Excerpted data:
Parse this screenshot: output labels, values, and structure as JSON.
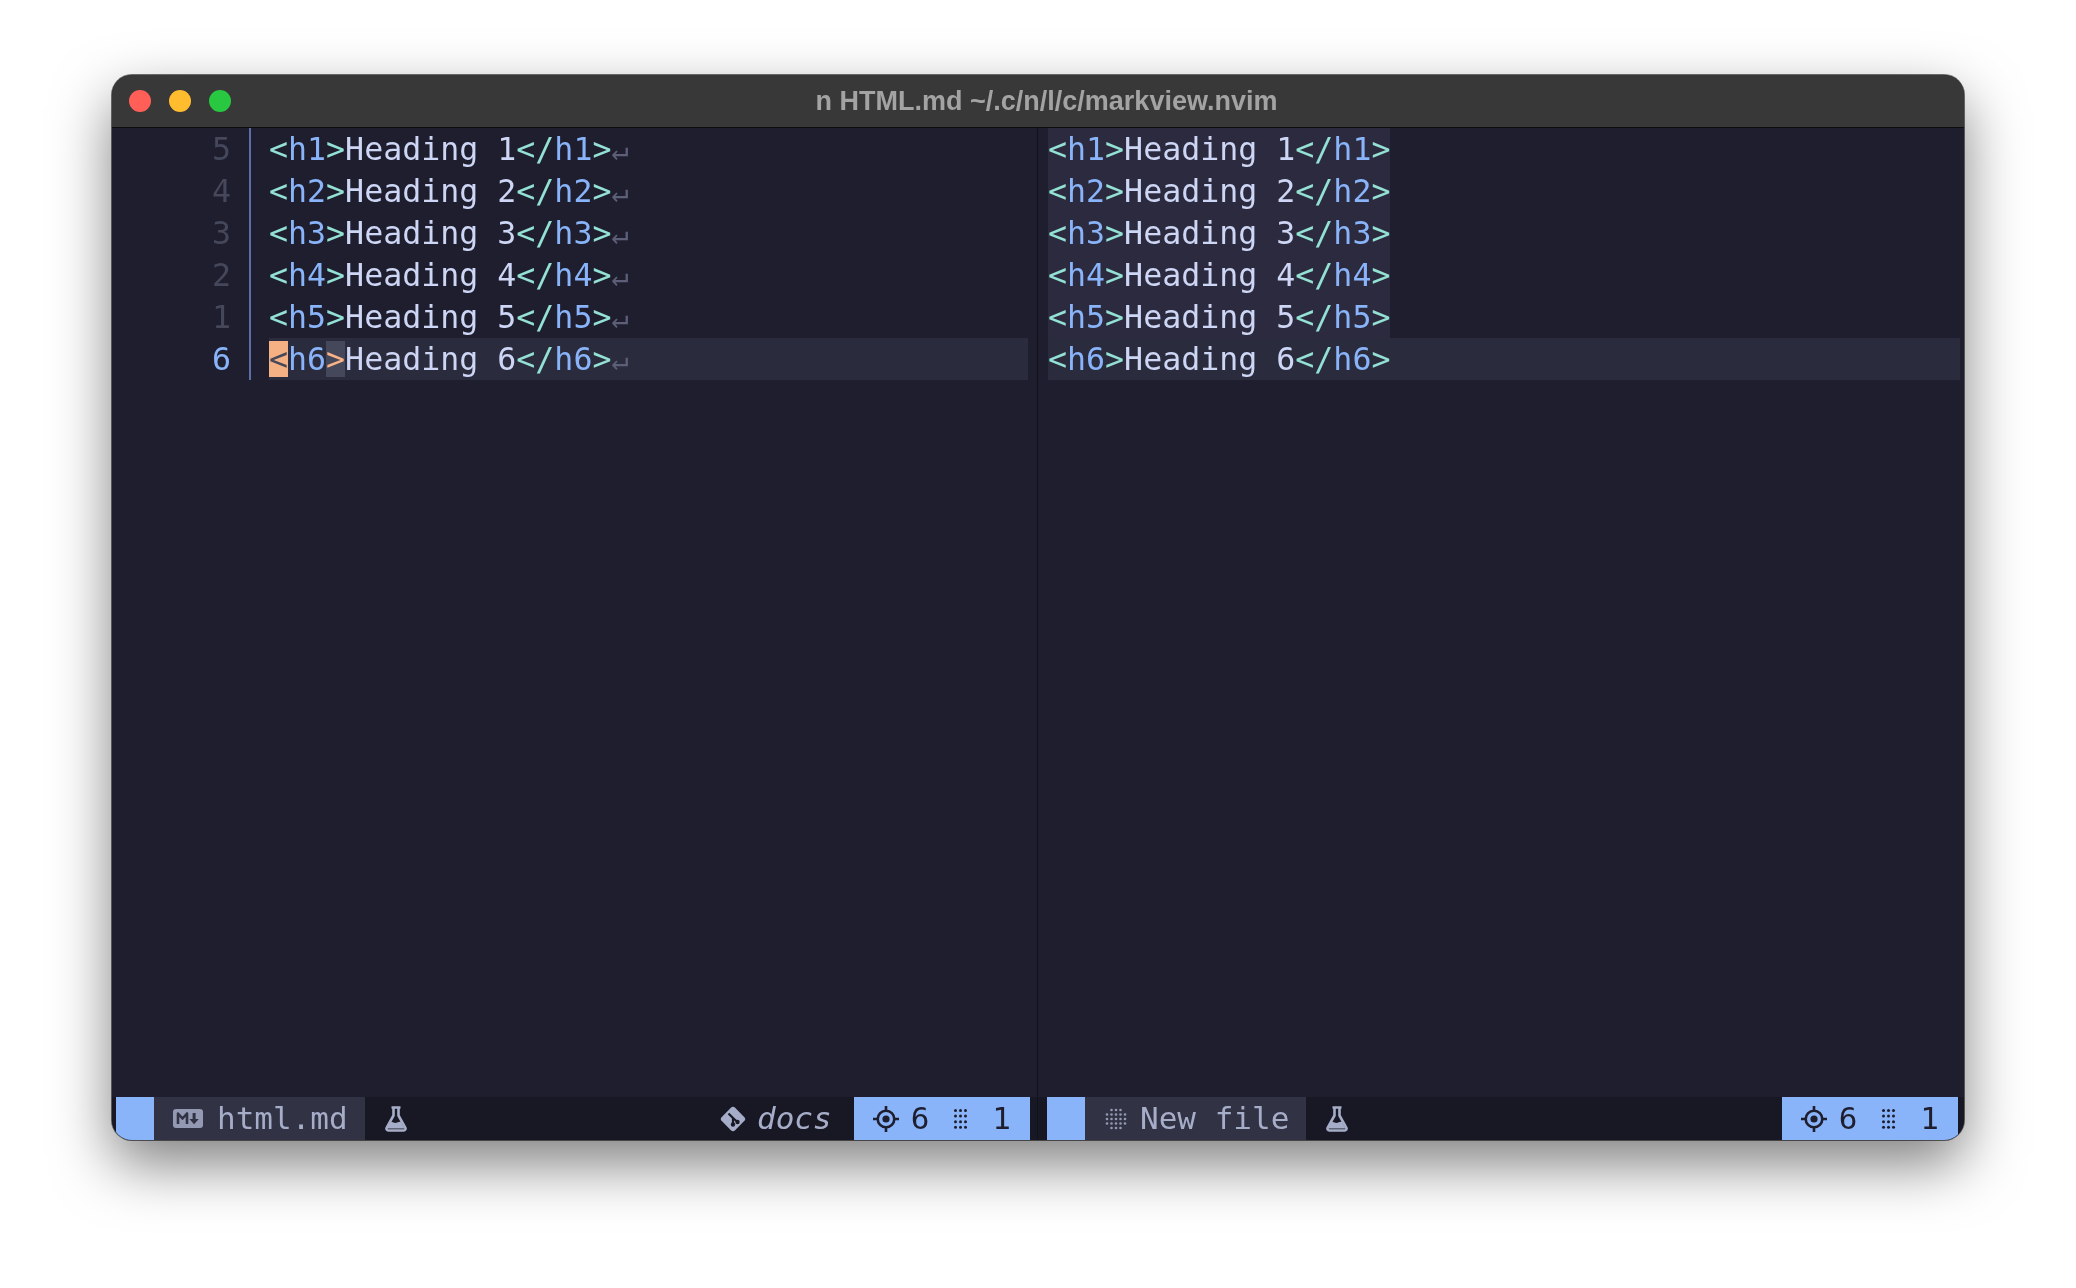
{
  "window": {
    "title": "n HTML.md ~/.c/n/l/c/markview.nvim"
  },
  "panes": [
    {
      "kind": "source",
      "lines": [
        {
          "number": "5",
          "current": false,
          "tokens": [
            {
              "kind": "bracket",
              "text": "<"
            },
            {
              "kind": "tag",
              "text": "h1"
            },
            {
              "kind": "bracket",
              "text": ">"
            },
            {
              "kind": "text",
              "text": "Heading 1"
            },
            {
              "kind": "bracket",
              "text": "</"
            },
            {
              "kind": "tag",
              "text": "h1"
            },
            {
              "kind": "bracket",
              "text": ">"
            },
            {
              "kind": "eol",
              "text": "↵"
            }
          ]
        },
        {
          "number": "4",
          "current": false,
          "tokens": [
            {
              "kind": "bracket",
              "text": "<"
            },
            {
              "kind": "tag",
              "text": "h2"
            },
            {
              "kind": "bracket",
              "text": ">"
            },
            {
              "kind": "text",
              "text": "Heading 2"
            },
            {
              "kind": "bracket",
              "text": "</"
            },
            {
              "kind": "tag",
              "text": "h2"
            },
            {
              "kind": "bracket",
              "text": ">"
            },
            {
              "kind": "eol",
              "text": "↵"
            }
          ]
        },
        {
          "number": "3",
          "current": false,
          "tokens": [
            {
              "kind": "bracket",
              "text": "<"
            },
            {
              "kind": "tag",
              "text": "h3"
            },
            {
              "kind": "bracket",
              "text": ">"
            },
            {
              "kind": "text",
              "text": "Heading 3"
            },
            {
              "kind": "bracket",
              "text": "</"
            },
            {
              "kind": "tag",
              "text": "h3"
            },
            {
              "kind": "bracket",
              "text": ">"
            },
            {
              "kind": "eol",
              "text": "↵"
            }
          ]
        },
        {
          "number": "2",
          "current": false,
          "tokens": [
            {
              "kind": "bracket",
              "text": "<"
            },
            {
              "kind": "tag",
              "text": "h4"
            },
            {
              "kind": "bracket",
              "text": ">"
            },
            {
              "kind": "text",
              "text": "Heading 4"
            },
            {
              "kind": "bracket",
              "text": "</"
            },
            {
              "kind": "tag",
              "text": "h4"
            },
            {
              "kind": "bracket",
              "text": ">"
            },
            {
              "kind": "eol",
              "text": "↵"
            }
          ]
        },
        {
          "number": "1",
          "current": false,
          "tokens": [
            {
              "kind": "bracket",
              "text": "<"
            },
            {
              "kind": "tag",
              "text": "h5"
            },
            {
              "kind": "bracket",
              "text": ">"
            },
            {
              "kind": "text",
              "text": "Heading 5"
            },
            {
              "kind": "bracket",
              "text": "</"
            },
            {
              "kind": "tag",
              "text": "h5"
            },
            {
              "kind": "bracket",
              "text": ">"
            },
            {
              "kind": "eol",
              "text": "↵"
            }
          ]
        },
        {
          "number": "6",
          "current": true,
          "tokens": [
            {
              "kind": "cursor",
              "text": "<"
            },
            {
              "kind": "tag",
              "text": "h6"
            },
            {
              "kind": "match",
              "text": ">"
            },
            {
              "kind": "text",
              "text": "Heading 6"
            },
            {
              "kind": "bracket",
              "text": "</"
            },
            {
              "kind": "tag",
              "text": "h6"
            },
            {
              "kind": "bracket",
              "text": ">"
            },
            {
              "kind": "eol",
              "text": "↵"
            }
          ]
        }
      ],
      "status_bar": {
        "file": {
          "kind": "markdown",
          "name": "html.md"
        },
        "branch": "docs",
        "line": "6",
        "column": "1"
      }
    },
    {
      "kind": "preview",
      "lines": [
        {
          "current": false,
          "tokens": [
            {
              "kind": "bracket",
              "text": "<"
            },
            {
              "kind": "tag",
              "text": "h1"
            },
            {
              "kind": "bracket",
              "text": ">"
            },
            {
              "kind": "text",
              "text": "Heading 1"
            },
            {
              "kind": "bracket",
              "text": "</"
            },
            {
              "kind": "tag",
              "text": "h1"
            },
            {
              "kind": "bracket",
              "text": ">"
            }
          ]
        },
        {
          "current": false,
          "tokens": [
            {
              "kind": "bracket",
              "text": "<"
            },
            {
              "kind": "tag",
              "text": "h2"
            },
            {
              "kind": "bracket",
              "text": ">"
            },
            {
              "kind": "text",
              "text": "Heading 2"
            },
            {
              "kind": "bracket",
              "text": "</"
            },
            {
              "kind": "tag",
              "text": "h2"
            },
            {
              "kind": "bracket",
              "text": ">"
            }
          ]
        },
        {
          "current": false,
          "tokens": [
            {
              "kind": "bracket",
              "text": "<"
            },
            {
              "kind": "tag",
              "text": "h3"
            },
            {
              "kind": "bracket",
              "text": ">"
            },
            {
              "kind": "text",
              "text": "Heading 3"
            },
            {
              "kind": "bracket",
              "text": "</"
            },
            {
              "kind": "tag",
              "text": "h3"
            },
            {
              "kind": "bracket",
              "text": ">"
            }
          ]
        },
        {
          "current": false,
          "tokens": [
            {
              "kind": "bracket",
              "text": "<"
            },
            {
              "kind": "tag",
              "text": "h4"
            },
            {
              "kind": "bracket",
              "text": ">"
            },
            {
              "kind": "text",
              "text": "Heading 4"
            },
            {
              "kind": "bracket",
              "text": "</"
            },
            {
              "kind": "tag",
              "text": "h4"
            },
            {
              "kind": "bracket",
              "text": ">"
            }
          ]
        },
        {
          "current": false,
          "tokens": [
            {
              "kind": "bracket",
              "text": "<"
            },
            {
              "kind": "tag",
              "text": "h5"
            },
            {
              "kind": "bracket",
              "text": ">"
            },
            {
              "kind": "text",
              "text": "Heading 5"
            },
            {
              "kind": "bracket",
              "text": "</"
            },
            {
              "kind": "tag",
              "text": "h5"
            },
            {
              "kind": "bracket",
              "text": ">"
            }
          ]
        },
        {
          "current": true,
          "tokens": [
            {
              "kind": "bracket",
              "text": "<"
            },
            {
              "kind": "tag",
              "text": "h6"
            },
            {
              "kind": "bracket",
              "text": ">"
            },
            {
              "kind": "text",
              "text": "Heading 6"
            },
            {
              "kind": "bracket",
              "text": "</"
            },
            {
              "kind": "tag",
              "text": "h6"
            },
            {
              "kind": "bracket",
              "text": ">"
            }
          ]
        }
      ],
      "status_bar": {
        "file": {
          "kind": "new",
          "name": "New file"
        },
        "line": "6",
        "column": "1"
      }
    }
  ]
}
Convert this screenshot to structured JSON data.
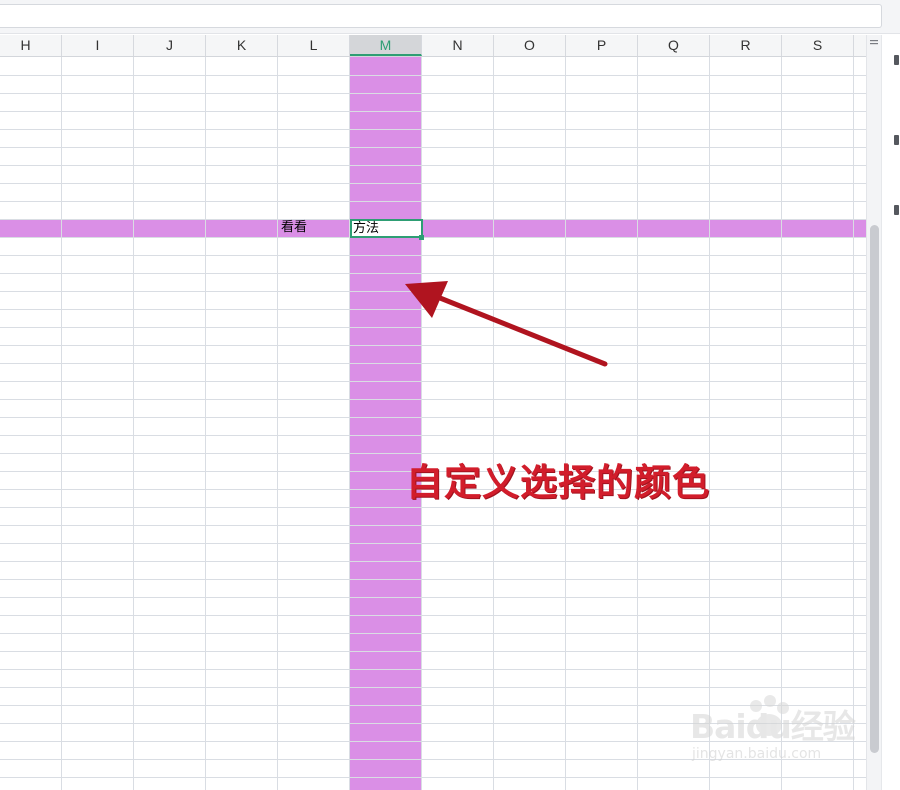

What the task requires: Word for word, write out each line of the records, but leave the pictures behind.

Solution below:
Parse this screenshot: output labels, values, and structure as JSON.
{
  "window": {
    "title": "n HTML.md ~/.c/n/l/c/markview.nvim"
  },
  "panes": [
    {
      "kind": "source",
      "lines": [
        {
          "number": "5",
          "current": false,
          "tokens": [
            {
              "kind": "bracket",
              "text": "<"
            },
            {
              "kind": "tag",
              "text": "h1"
            },
            {
              "kind": "bracket",
              "text": ">"
            },
            {
              "kind": "text",
              "text": "Heading 1"
            },
            {
              "kind": "bracket",
              "text": "</"
            },
            {
              "kind": "tag",
              "text": "h1"
            },
            {
              "kind": "bracket",
              "text": ">"
            },
            {
              "kind": "eol",
              "text": "↵"
            }
          ]
        },
        {
          "number": "4",
          "current": false,
          "tokens": [
            {
              "kind": "bracket",
              "text": "<"
            },
            {
              "kind": "tag",
              "text": "h2"
            },
            {
              "kind": "bracket",
              "text": ">"
            },
            {
              "kind": "text",
              "text": "Heading 2"
            },
            {
              "kind": "bracket",
              "text": "</"
            },
            {
              "kind": "tag",
              "text": "h2"
            },
            {
              "kind": "bracket",
              "text": ">"
            },
            {
              "kind": "eol",
              "text": "↵"
            }
          ]
        },
        {
          "number": "3",
          "current": false,
          "tokens": [
            {
              "kind": "bracket",
              "text": "<"
            },
            {
              "kind": "tag",
              "text": "h3"
            },
            {
              "kind": "bracket",
              "text": ">"
            },
            {
              "kind": "text",
              "text": "Heading 3"
            },
            {
              "kind": "bracket",
              "text": "</"
            },
            {
              "kind": "tag",
              "text": "h3"
            },
            {
              "kind": "bracket",
              "text": ">"
            },
            {
              "kind": "eol",
              "text": "↵"
            }
          ]
        },
        {
          "number": "2",
          "current": false,
          "tokens": [
            {
              "kind": "bracket",
              "text": "<"
            },
            {
              "kind": "tag",
              "text": "h4"
            },
            {
              "kind": "bracket",
              "text": ">"
            },
            {
              "kind": "text",
              "text": "Heading 4"
            },
            {
              "kind": "bracket",
              "text": "</"
            },
            {
              "kind": "tag",
              "text": "h4"
            },
            {
              "kind": "bracket",
              "text": ">"
            },
            {
              "kind": "eol",
              "text": "↵"
            }
          ]
        },
        {
          "number": "1",
          "current": false,
          "tokens": [
            {
              "kind": "bracket",
              "text": "<"
            },
            {
              "kind": "tag",
              "text": "h5"
            },
            {
              "kind": "bracket",
              "text": ">"
            },
            {
              "kind": "text",
              "text": "Heading 5"
            },
            {
              "kind": "bracket",
              "text": "</"
            },
            {
              "kind": "tag",
              "text": "h5"
            },
            {
              "kind": "bracket",
              "text": ">"
            },
            {
              "kind": "eol",
              "text": "↵"
            }
          ]
        },
        {
          "number": "6",
          "current": true,
          "tokens": [
            {
              "kind": "cursor",
              "text": "<"
            },
            {
              "kind": "tag",
              "text": "h6"
            },
            {
              "kind": "match",
              "text": ">"
            },
            {
              "kind": "text",
              "text": "Heading 6"
            },
            {
              "kind": "bracket",
              "text": "</"
            },
            {
              "kind": "tag",
              "text": "h6"
            },
            {
              "kind": "bracket",
              "text": ">"
            },
            {
              "kind": "eol",
              "text": "↵"
            }
          ]
        }
      ],
      "status_bar": {
        "file": {
          "kind": "markdown",
          "name": "html.md"
        },
        "branch": "docs",
        "line": "6",
        "column": "1"
      }
    },
    {
      "kind": "preview",
      "lines": [
        {
          "current": false,
          "tokens": [
            {
              "kind": "bracket",
              "text": "<"
            },
            {
              "kind": "tag",
              "text": "h1"
            },
            {
              "kind": "bracket",
              "text": ">"
            },
            {
              "kind": "text",
              "text": "Heading 1"
            },
            {
              "kind": "bracket",
              "text": "</"
            },
            {
              "kind": "tag",
              "text": "h1"
            },
            {
              "kind": "bracket",
              "text": ">"
            }
          ]
        },
        {
          "current": false,
          "tokens": [
            {
              "kind": "bracket",
              "text": "<"
            },
            {
              "kind": "tag",
              "text": "h2"
            },
            {
              "kind": "bracket",
              "text": ">"
            },
            {
              "kind": "text",
              "text": "Heading 2"
            },
            {
              "kind": "bracket",
              "text": "</"
            },
            {
              "kind": "tag",
              "text": "h2"
            },
            {
              "kind": "bracket",
              "text": ">"
            }
          ]
        },
        {
          "current": false,
          "tokens": [
            {
              "kind": "bracket",
              "text": "<"
            },
            {
              "kind": "tag",
              "text": "h3"
            },
            {
              "kind": "bracket",
              "text": ">"
            },
            {
              "kind": "text",
              "text": "Heading 3"
            },
            {
              "kind": "bracket",
              "text": "</"
            },
            {
              "kind": "tag",
              "text": "h3"
            },
            {
              "kind": "bracket",
              "text": ">"
            }
          ]
        },
        {
          "current": false,
          "tokens": [
            {
              "kind": "bracket",
              "text": "<"
            },
            {
              "kind": "tag",
              "text": "h4"
            },
            {
              "kind": "bracket",
              "text": ">"
            },
            {
              "kind": "text",
              "text": "Heading 4"
            },
            {
              "kind": "bracket",
              "text": "</"
            },
            {
              "kind": "tag",
              "text": "h4"
            },
            {
              "kind": "bracket",
              "text": ">"
            }
          ]
        },
        {
          "current": false,
          "tokens": [
            {
              "kind": "bracket",
              "text": "<"
            },
            {
              "kind": "tag",
              "text": "h5"
            },
            {
              "kind": "bracket",
              "text": ">"
            },
            {
              "kind": "text",
              "text": "Heading 5"
            },
            {
              "kind": "bracket",
              "text": "</"
            },
            {
              "kind": "tag",
              "text": "h5"
            },
            {
              "kind": "bracket",
              "text": ">"
            }
          ]
        },
        {
          "current": true,
          "tokens": [
            {
              "kind": "bracket",
              "text": "<"
            },
            {
              "kind": "tag",
              "text": "h6"
            },
            {
              "kind": "bracket",
              "text": ">"
            },
            {
              "kind": "text",
              "text": "Heading 6"
            },
            {
              "kind": "bracket",
              "text": "</"
            },
            {
              "kind": "tag",
              "text": "h6"
            },
            {
              "kind": "bracket",
              "text": ">"
            }
          ]
        }
      ],
      "status_bar": {
        "file": {
          "kind": "new",
          "name": "New file"
        },
        "line": "6",
        "column": "1"
      }
    }
  ]
}
Convert this screenshot to structured JSON data.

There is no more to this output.